All of the lines below should be copied word for word.

+++ Dataset extract +++

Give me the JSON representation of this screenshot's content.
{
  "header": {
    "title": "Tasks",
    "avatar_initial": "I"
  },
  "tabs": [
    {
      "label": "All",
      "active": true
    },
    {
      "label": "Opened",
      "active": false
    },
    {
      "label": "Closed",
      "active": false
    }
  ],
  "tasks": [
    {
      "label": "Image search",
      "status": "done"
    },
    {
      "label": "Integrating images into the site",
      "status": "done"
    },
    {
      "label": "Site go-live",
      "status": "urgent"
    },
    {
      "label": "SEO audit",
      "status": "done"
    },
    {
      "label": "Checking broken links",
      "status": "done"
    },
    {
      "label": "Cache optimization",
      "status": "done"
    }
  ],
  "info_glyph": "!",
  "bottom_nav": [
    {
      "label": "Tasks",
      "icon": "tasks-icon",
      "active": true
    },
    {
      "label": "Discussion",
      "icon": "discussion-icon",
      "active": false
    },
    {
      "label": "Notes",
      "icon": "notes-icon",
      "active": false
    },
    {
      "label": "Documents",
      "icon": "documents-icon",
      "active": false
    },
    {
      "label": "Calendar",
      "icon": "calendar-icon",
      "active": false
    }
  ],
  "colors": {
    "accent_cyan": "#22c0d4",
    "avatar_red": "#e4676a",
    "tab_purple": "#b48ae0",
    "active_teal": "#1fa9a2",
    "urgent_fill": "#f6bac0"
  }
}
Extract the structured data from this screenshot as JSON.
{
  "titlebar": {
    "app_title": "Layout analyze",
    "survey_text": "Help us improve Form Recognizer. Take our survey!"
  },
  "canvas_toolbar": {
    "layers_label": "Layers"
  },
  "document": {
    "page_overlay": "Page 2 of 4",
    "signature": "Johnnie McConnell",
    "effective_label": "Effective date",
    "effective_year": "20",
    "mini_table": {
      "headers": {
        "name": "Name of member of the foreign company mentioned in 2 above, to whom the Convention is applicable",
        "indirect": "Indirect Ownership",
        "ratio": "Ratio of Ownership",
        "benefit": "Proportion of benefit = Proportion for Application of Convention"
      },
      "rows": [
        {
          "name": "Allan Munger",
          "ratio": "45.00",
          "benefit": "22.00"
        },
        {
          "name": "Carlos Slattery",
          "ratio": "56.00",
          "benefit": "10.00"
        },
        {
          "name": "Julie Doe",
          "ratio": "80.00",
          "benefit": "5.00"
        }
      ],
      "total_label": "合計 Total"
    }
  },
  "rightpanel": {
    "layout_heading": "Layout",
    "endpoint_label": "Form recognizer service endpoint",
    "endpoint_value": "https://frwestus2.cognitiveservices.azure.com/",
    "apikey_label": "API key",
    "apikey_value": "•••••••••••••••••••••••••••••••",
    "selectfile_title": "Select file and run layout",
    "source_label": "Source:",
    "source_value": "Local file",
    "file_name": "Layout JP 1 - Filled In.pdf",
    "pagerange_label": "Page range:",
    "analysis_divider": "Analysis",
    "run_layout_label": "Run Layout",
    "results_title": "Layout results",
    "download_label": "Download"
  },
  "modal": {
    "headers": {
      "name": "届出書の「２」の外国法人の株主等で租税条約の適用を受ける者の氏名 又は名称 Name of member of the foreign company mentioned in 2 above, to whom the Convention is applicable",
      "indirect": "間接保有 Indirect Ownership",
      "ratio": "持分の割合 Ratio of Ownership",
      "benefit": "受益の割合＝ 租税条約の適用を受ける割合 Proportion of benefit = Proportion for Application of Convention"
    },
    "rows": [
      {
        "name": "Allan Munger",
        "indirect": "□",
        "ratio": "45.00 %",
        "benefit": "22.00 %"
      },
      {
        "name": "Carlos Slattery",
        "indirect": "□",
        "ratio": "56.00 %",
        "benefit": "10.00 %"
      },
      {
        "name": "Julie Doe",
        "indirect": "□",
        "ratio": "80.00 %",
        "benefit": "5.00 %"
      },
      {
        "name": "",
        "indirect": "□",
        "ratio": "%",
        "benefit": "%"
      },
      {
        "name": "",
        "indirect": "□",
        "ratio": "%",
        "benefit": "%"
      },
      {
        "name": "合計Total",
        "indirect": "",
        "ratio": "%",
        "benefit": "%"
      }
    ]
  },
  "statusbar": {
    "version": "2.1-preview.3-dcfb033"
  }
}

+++

> [Task answer]
Give me the JSON representation of this screenshot's content.
{
  "header": {
    "title": "Tasks",
    "avatar_initial": "I"
  },
  "tabs": [
    {
      "label": "All",
      "active": true
    },
    {
      "label": "Opened",
      "active": false
    },
    {
      "label": "Closed",
      "active": false
    }
  ],
  "tasks": [
    {
      "label": "Image search",
      "status": "done"
    },
    {
      "label": "Integrating images into the site",
      "status": "done"
    },
    {
      "label": "Site go-live",
      "status": "urgent"
    },
    {
      "label": "SEO audit",
      "status": "done"
    },
    {
      "label": "Checking broken links",
      "status": "done"
    },
    {
      "label": "Cache optimization",
      "status": "done"
    }
  ],
  "info_glyph": "!",
  "bottom_nav": [
    {
      "label": "Tasks",
      "icon": "tasks-icon",
      "active": true
    },
    {
      "label": "Discussion",
      "icon": "discussion-icon",
      "active": false
    },
    {
      "label": "Notes",
      "icon": "notes-icon",
      "active": false
    },
    {
      "label": "Documents",
      "icon": "documents-icon",
      "active": false
    },
    {
      "label": "Calendar",
      "icon": "calendar-icon",
      "active": false
    }
  ],
  "colors": {
    "accent_cyan": "#22c0d4",
    "avatar_red": "#e4676a",
    "tab_purple": "#b48ae0",
    "active_teal": "#1fa9a2",
    "urgent_fill": "#f6bac0"
  }
}
Extract the structured data from this screenshot as JSON.
{
  "titlebar": {
    "app_title": "Layout analyze",
    "survey_text": "Help us improve Form Recognizer. Take our survey!"
  },
  "canvas_toolbar": {
    "layers_label": "Layers"
  },
  "document": {
    "page_overlay": "Page 2 of 4",
    "signature": "Johnnie McConnell",
    "effective_label": "Effective date",
    "effective_year": "20",
    "mini_table": {
      "headers": {
        "name": "Name of member of the foreign company mentioned in 2 above, to whom the Convention is applicable",
        "indirect": "Indirect Ownership",
        "ratio": "Ratio of Ownership",
        "benefit": "Proportion of benefit = Proportion for Application of Convention"
      },
      "rows": [
        {
          "name": "Allan Munger",
          "ratio": "45.00",
          "benefit": "22.00"
        },
        {
          "name": "Carlos Slattery",
          "ratio": "56.00",
          "benefit": "10.00"
        },
        {
          "name": "Julie Doe",
          "ratio": "80.00",
          "benefit": "5.00"
        }
      ],
      "total_label": "合計 Total"
    }
  },
  "rightpanel": {
    "layout_heading": "Layout",
    "endpoint_label": "Form recognizer service endpoint",
    "endpoint_value": "https://frwestus2.cognitiveservices.azure.com/",
    "apikey_label": "API key",
    "apikey_value": "•••••••••••••••••••••••••••••••",
    "selectfile_title": "Select file and run layout",
    "source_label": "Source:",
    "source_value": "Local file",
    "file_name": "Layout JP 1 - Filled In.pdf",
    "pagerange_label": "Page range:",
    "analysis_divider": "Analysis",
    "run_layout_label": "Run Layout",
    "results_title": "Layout results",
    "download_label": "Download"
  },
  "modal": {
    "headers": {
      "name": "届出書の「２」の外国法人の株主等で租税条約の適用を受ける者の氏名 又は名称 Name of member of the foreign company mentioned in 2 above, to whom the Convention is applicable",
      "indirect": "間接保有 Indirect Ownership",
      "ratio": "持分の割合 Ratio of Ownership",
      "benefit": "受益の割合＝ 租税条約の適用を受ける割合 Proportion of benefit = Proportion for Application of Convention"
    },
    "rows": [
      {
        "name": "Allan Munger",
        "indirect": "□",
        "ratio": "45.00 %",
        "benefit": "22.00 %"
      },
      {
        "name": "Carlos Slattery",
        "indirect": "□",
        "ratio": "56.00 %",
        "benefit": "10.00 %"
      },
      {
        "name": "Julie Doe",
        "indirect": "□",
        "ratio": "80.00 %",
        "benefit": "5.00 %"
      },
      {
        "name": "",
        "indirect": "□",
        "ratio": "%",
        "benefit": "%"
      },
      {
        "name": "",
        "indirect": "□",
        "ratio": "%",
        "benefit": "%"
      },
      {
        "name": "合計Total",
        "indirect": "",
        "ratio": "%",
        "benefit": "%"
      }
    ]
  },
  "statusbar": {
    "version": "2.1-preview.3-dcfb033"
  }
}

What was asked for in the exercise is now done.